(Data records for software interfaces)
*** Begin section ***
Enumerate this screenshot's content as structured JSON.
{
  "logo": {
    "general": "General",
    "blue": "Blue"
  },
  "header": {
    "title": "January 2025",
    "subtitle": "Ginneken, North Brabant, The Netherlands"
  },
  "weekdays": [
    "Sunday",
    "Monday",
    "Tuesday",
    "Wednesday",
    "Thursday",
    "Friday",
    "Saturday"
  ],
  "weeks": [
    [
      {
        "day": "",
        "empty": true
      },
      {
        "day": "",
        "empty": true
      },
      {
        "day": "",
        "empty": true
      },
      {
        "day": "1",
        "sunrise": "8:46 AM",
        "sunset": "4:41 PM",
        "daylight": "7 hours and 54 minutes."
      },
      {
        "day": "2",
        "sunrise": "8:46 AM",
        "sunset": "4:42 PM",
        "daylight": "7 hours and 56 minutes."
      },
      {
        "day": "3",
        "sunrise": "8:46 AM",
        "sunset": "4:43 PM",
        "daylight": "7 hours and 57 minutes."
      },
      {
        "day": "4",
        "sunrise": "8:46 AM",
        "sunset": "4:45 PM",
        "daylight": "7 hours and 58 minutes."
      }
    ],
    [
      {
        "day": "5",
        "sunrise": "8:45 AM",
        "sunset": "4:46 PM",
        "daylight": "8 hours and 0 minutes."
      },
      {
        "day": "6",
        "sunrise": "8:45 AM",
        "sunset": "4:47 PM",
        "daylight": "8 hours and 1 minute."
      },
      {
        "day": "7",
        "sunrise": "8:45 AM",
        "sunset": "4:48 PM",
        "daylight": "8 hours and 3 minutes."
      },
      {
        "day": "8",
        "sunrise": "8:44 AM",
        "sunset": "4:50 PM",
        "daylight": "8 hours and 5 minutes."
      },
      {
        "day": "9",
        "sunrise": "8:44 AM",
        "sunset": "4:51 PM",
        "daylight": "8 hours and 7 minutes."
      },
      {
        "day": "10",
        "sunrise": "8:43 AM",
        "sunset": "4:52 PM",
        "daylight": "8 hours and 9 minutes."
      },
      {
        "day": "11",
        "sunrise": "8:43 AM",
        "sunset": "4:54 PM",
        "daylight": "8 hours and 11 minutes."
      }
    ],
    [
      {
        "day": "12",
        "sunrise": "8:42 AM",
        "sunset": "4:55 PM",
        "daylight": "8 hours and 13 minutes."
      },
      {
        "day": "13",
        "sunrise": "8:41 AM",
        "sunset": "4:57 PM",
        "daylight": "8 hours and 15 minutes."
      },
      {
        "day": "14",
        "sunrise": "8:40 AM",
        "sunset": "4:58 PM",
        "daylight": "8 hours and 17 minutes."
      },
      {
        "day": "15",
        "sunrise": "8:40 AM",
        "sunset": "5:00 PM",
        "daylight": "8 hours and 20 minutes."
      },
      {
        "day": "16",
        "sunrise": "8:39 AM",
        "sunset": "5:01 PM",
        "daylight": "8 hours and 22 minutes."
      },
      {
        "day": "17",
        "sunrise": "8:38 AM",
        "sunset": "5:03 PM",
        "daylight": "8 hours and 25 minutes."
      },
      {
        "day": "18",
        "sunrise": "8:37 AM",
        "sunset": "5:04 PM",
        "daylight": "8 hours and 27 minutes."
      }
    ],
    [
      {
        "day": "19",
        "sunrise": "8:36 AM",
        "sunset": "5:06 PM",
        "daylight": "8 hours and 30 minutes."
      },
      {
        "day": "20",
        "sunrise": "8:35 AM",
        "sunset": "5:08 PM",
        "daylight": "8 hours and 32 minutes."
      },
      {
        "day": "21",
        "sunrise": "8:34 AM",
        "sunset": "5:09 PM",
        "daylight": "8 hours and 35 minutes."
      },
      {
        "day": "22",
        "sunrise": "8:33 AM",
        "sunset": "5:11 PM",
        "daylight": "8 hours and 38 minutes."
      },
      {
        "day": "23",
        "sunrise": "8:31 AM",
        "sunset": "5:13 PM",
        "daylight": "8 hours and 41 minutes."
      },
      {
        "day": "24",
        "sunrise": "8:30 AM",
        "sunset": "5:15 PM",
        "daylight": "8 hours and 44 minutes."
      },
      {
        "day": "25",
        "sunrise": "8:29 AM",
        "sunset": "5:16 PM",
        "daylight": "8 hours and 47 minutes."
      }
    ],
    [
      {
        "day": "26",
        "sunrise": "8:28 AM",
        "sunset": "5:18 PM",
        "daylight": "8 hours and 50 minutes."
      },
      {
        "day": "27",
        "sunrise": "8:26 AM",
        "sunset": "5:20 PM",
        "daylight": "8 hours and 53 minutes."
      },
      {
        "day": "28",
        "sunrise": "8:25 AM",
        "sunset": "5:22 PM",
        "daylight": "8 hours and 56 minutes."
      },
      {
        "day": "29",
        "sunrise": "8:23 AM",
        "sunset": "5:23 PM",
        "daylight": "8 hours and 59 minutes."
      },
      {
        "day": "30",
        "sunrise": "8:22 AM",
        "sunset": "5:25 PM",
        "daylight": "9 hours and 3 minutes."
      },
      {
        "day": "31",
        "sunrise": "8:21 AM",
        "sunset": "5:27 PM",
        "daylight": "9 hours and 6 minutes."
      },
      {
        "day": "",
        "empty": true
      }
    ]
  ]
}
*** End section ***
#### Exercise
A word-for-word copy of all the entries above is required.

#### Response below
Enumerate this screenshot's content as structured JSON.
{
  "logo": {
    "general": "General",
    "blue": "Blue"
  },
  "header": {
    "title": "January 2025",
    "subtitle": "Ginneken, North Brabant, The Netherlands"
  },
  "weekdays": [
    "Sunday",
    "Monday",
    "Tuesday",
    "Wednesday",
    "Thursday",
    "Friday",
    "Saturday"
  ],
  "weeks": [
    [
      {
        "day": "",
        "empty": true
      },
      {
        "day": "",
        "empty": true
      },
      {
        "day": "",
        "empty": true
      },
      {
        "day": "1",
        "sunrise": "8:46 AM",
        "sunset": "4:41 PM",
        "daylight": "7 hours and 54 minutes."
      },
      {
        "day": "2",
        "sunrise": "8:46 AM",
        "sunset": "4:42 PM",
        "daylight": "7 hours and 56 minutes."
      },
      {
        "day": "3",
        "sunrise": "8:46 AM",
        "sunset": "4:43 PM",
        "daylight": "7 hours and 57 minutes."
      },
      {
        "day": "4",
        "sunrise": "8:46 AM",
        "sunset": "4:45 PM",
        "daylight": "7 hours and 58 minutes."
      }
    ],
    [
      {
        "day": "5",
        "sunrise": "8:45 AM",
        "sunset": "4:46 PM",
        "daylight": "8 hours and 0 minutes."
      },
      {
        "day": "6",
        "sunrise": "8:45 AM",
        "sunset": "4:47 PM",
        "daylight": "8 hours and 1 minute."
      },
      {
        "day": "7",
        "sunrise": "8:45 AM",
        "sunset": "4:48 PM",
        "daylight": "8 hours and 3 minutes."
      },
      {
        "day": "8",
        "sunrise": "8:44 AM",
        "sunset": "4:50 PM",
        "daylight": "8 hours and 5 minutes."
      },
      {
        "day": "9",
        "sunrise": "8:44 AM",
        "sunset": "4:51 PM",
        "daylight": "8 hours and 7 minutes."
      },
      {
        "day": "10",
        "sunrise": "8:43 AM",
        "sunset": "4:52 PM",
        "daylight": "8 hours and 9 minutes."
      },
      {
        "day": "11",
        "sunrise": "8:43 AM",
        "sunset": "4:54 PM",
        "daylight": "8 hours and 11 minutes."
      }
    ],
    [
      {
        "day": "12",
        "sunrise": "8:42 AM",
        "sunset": "4:55 PM",
        "daylight": "8 hours and 13 minutes."
      },
      {
        "day": "13",
        "sunrise": "8:41 AM",
        "sunset": "4:57 PM",
        "daylight": "8 hours and 15 minutes."
      },
      {
        "day": "14",
        "sunrise": "8:40 AM",
        "sunset": "4:58 PM",
        "daylight": "8 hours and 17 minutes."
      },
      {
        "day": "15",
        "sunrise": "8:40 AM",
        "sunset": "5:00 PM",
        "daylight": "8 hours and 20 minutes."
      },
      {
        "day": "16",
        "sunrise": "8:39 AM",
        "sunset": "5:01 PM",
        "daylight": "8 hours and 22 minutes."
      },
      {
        "day": "17",
        "sunrise": "8:38 AM",
        "sunset": "5:03 PM",
        "daylight": "8 hours and 25 minutes."
      },
      {
        "day": "18",
        "sunrise": "8:37 AM",
        "sunset": "5:04 PM",
        "daylight": "8 hours and 27 minutes."
      }
    ],
    [
      {
        "day": "19",
        "sunrise": "8:36 AM",
        "sunset": "5:06 PM",
        "daylight": "8 hours and 30 minutes."
      },
      {
        "day": "20",
        "sunrise": "8:35 AM",
        "sunset": "5:08 PM",
        "daylight": "8 hours and 32 minutes."
      },
      {
        "day": "21",
        "sunrise": "8:34 AM",
        "sunset": "5:09 PM",
        "daylight": "8 hours and 35 minutes."
      },
      {
        "day": "22",
        "sunrise": "8:33 AM",
        "sunset": "5:11 PM",
        "daylight": "8 hours and 38 minutes."
      },
      {
        "day": "23",
        "sunrise": "8:31 AM",
        "sunset": "5:13 PM",
        "daylight": "8 hours and 41 minutes."
      },
      {
        "day": "24",
        "sunrise": "8:30 AM",
        "sunset": "5:15 PM",
        "daylight": "8 hours and 44 minutes."
      },
      {
        "day": "25",
        "sunrise": "8:29 AM",
        "sunset": "5:16 PM",
        "daylight": "8 hours and 47 minutes."
      }
    ],
    [
      {
        "day": "26",
        "sunrise": "8:28 AM",
        "sunset": "5:18 PM",
        "daylight": "8 hours and 50 minutes."
      },
      {
        "day": "27",
        "sunrise": "8:26 AM",
        "sunset": "5:20 PM",
        "daylight": "8 hours and 53 minutes."
      },
      {
        "day": "28",
        "sunrise": "8:25 AM",
        "sunset": "5:22 PM",
        "daylight": "8 hours and 56 minutes."
      },
      {
        "day": "29",
        "sunrise": "8:23 AM",
        "sunset": "5:23 PM",
        "daylight": "8 hours and 59 minutes."
      },
      {
        "day": "30",
        "sunrise": "8:22 AM",
        "sunset": "5:25 PM",
        "daylight": "9 hours and 3 minutes."
      },
      {
        "day": "31",
        "sunrise": "8:21 AM",
        "sunset": "5:27 PM",
        "daylight": "9 hours and 6 minutes."
      },
      {
        "day": "",
        "empty": true
      }
    ]
  ]
}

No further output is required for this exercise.